South African Jewish Leaders: Global Threat of Islamist Terror ‘Unfortunate Reality’ That Makes Securing Our Community a Top Priority
Following the arrest of twin brothers plotting to attack Jewish institutions and the US Embassy in Pretoria, South African Jewish leaders railed against the “global threat of Islamic terror” and described efforts to safeguard the lives of Jews in their community.
South African Chief Rabbi Warren Goldstein told The Algemeiner on Tuesday that “any Jewish institution is a potential target, just as Western installations are.”
Over the last several years, the South African Jewish community has “taken a number of steps to raise the security of its synagogues and schools,” he said, with partial funding from the South African government.
Global terrorism is an “unfortunate reality of the modern world in which we live,” Goldstein said. “Thank God nothing has happened, but the threat of something happening is a threat present in all of South Africa and around the world. Responsible efforts have to be made to counter the threat.”
Commending South African law enforcement agencies for their vigilance, Goldstein stated, “In a sense, there is nothing new to change as a result of the latest thwarted attack. We must continue to do what has been done over the past few years, working under the assumption that the threat is always there.”
Vice President of the South African Jewish Board of Deputies (SAJBD) Zev Krengel echoed Goldstein’s assessments, telling The Algemeiner that the arrest of the South African “terror twins” highlights the fact that “global terrorism has no boundaries.”
Krengel said, “For some time now, our community leadership has been working on improving the security of the Jews and Jewish installations in South Africa. Security is an ongoing exercise and will continue to be prioritized in our community.”
Both Goldstein and Krengel agreed that Jews in South Africa do not live in fear.
“My impression is that the community overall feels safe,” said Goldstein. “There isn’t a siege mindset.”
According to Krengel, South Africa has some of the “lowest levels of antisemitism in the world, and the global threat of terrorism is one which the South African government takes very seriously.”
“Jewish communities around the world are targets of terror and South African Jewry is no different,” he said.
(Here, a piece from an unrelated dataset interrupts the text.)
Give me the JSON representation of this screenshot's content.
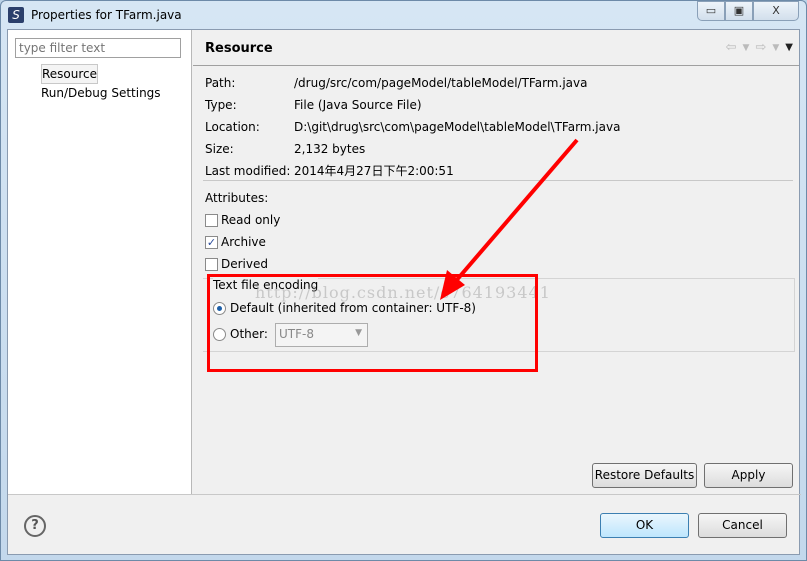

Brandon-Lee and Tony-Lee Thulsie, 23, were arrested on Saturday by the Hawks anti-terrorism unit, following a 10-month investigation. They appeared before the Johannesburg Central Magistrate’s Court on Monday, where they were charged with conspiracy to perform terrorist acts. The twins were among four terror suspects arrested by authorities with apparent ties to ISIS.